▸ Aim of the exercise
Search the data below for lines that include the word "Mountain" and state how many there are, nothing else.

[Dataset items]
--------------------------------------------------

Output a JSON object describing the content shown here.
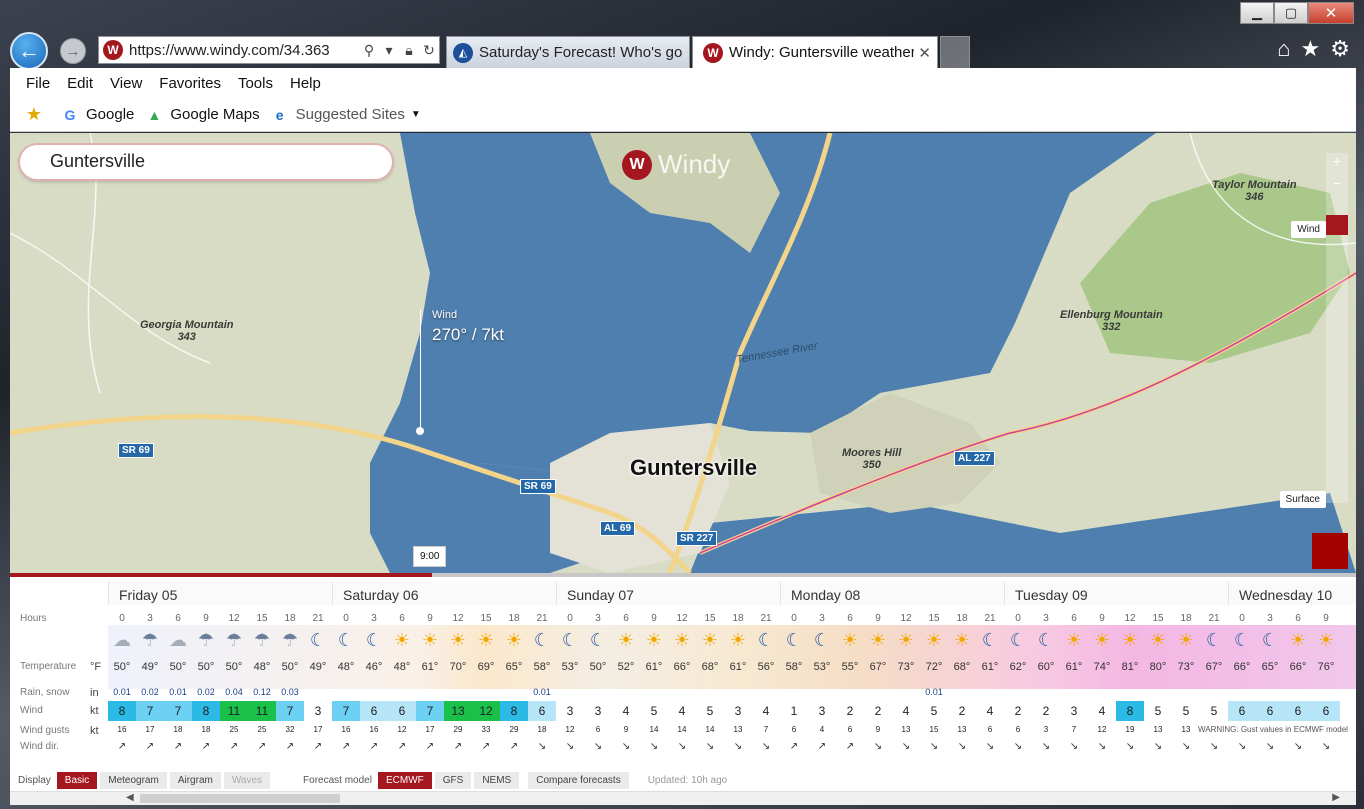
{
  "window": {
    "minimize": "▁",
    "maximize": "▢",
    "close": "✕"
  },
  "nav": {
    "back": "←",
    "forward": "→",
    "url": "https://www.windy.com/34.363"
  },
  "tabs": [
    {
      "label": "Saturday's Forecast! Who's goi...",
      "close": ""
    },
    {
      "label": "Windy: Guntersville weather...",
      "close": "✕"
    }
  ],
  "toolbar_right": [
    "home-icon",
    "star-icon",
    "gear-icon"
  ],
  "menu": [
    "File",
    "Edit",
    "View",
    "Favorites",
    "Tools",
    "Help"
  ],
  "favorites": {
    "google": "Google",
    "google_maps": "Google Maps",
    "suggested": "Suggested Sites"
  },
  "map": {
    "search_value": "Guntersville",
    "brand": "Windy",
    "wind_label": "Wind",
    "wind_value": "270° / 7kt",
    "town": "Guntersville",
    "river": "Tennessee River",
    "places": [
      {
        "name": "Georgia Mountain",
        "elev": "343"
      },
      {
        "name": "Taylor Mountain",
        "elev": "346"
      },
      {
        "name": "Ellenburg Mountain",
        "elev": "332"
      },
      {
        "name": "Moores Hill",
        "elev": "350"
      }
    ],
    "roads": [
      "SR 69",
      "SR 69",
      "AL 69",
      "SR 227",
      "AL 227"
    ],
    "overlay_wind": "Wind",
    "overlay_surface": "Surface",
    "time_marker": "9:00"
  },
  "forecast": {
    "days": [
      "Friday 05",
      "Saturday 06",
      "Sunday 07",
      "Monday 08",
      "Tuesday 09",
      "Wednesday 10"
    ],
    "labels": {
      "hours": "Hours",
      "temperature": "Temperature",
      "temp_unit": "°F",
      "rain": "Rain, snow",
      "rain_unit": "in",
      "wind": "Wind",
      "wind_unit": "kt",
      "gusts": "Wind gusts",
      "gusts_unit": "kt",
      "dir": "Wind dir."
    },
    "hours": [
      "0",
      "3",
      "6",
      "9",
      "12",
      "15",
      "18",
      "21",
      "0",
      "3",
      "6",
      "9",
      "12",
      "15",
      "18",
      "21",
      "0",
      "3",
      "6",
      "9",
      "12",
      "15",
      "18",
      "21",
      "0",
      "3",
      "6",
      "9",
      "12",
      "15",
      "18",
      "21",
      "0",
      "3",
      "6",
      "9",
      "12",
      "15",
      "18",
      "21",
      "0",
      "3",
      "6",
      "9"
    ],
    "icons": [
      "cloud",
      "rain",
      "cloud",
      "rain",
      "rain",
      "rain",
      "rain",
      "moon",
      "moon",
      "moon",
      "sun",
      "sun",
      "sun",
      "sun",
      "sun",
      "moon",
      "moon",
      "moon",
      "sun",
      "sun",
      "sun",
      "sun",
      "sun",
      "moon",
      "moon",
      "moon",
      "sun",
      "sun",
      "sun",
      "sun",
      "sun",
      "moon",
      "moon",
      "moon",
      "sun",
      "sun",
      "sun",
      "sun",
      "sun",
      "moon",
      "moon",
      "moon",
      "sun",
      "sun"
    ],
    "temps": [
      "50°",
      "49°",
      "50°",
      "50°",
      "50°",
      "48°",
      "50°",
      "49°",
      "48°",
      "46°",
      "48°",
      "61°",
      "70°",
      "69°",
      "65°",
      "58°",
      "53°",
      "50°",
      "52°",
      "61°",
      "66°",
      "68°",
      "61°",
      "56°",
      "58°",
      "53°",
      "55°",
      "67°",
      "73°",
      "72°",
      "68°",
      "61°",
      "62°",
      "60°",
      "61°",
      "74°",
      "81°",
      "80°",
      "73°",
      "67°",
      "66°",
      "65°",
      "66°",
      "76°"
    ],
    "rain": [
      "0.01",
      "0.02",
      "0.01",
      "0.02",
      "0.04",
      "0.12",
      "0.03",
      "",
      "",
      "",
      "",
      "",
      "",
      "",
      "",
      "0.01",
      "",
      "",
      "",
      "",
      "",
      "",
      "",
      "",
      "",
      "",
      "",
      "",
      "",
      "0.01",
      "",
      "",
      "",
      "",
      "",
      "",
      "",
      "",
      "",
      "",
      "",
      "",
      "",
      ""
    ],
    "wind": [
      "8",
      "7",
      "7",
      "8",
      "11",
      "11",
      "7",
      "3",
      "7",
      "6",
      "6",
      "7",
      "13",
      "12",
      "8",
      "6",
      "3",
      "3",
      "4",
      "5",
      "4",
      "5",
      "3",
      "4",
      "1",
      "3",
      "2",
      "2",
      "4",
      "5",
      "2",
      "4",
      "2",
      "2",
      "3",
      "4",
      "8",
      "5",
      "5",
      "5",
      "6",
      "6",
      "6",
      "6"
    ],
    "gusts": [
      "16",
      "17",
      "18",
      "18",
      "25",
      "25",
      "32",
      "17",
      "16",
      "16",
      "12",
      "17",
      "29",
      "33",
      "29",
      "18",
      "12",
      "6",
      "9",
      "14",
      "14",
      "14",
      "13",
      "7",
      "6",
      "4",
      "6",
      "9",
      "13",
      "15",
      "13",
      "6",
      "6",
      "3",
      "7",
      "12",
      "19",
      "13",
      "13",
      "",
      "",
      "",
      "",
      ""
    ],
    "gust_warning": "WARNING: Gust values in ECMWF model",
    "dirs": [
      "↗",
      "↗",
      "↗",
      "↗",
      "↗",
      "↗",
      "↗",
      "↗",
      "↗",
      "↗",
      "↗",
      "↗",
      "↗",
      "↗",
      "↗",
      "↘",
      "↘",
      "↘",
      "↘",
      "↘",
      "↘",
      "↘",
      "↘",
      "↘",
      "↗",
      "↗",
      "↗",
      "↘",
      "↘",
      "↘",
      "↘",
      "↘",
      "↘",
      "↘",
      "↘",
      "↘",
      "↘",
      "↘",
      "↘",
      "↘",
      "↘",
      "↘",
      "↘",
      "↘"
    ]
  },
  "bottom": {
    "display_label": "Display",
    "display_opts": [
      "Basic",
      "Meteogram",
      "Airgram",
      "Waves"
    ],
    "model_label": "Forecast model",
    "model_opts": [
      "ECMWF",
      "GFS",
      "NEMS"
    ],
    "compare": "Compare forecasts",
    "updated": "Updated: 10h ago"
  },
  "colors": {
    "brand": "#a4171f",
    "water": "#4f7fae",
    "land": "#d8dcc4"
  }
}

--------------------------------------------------

▸ Task solution
3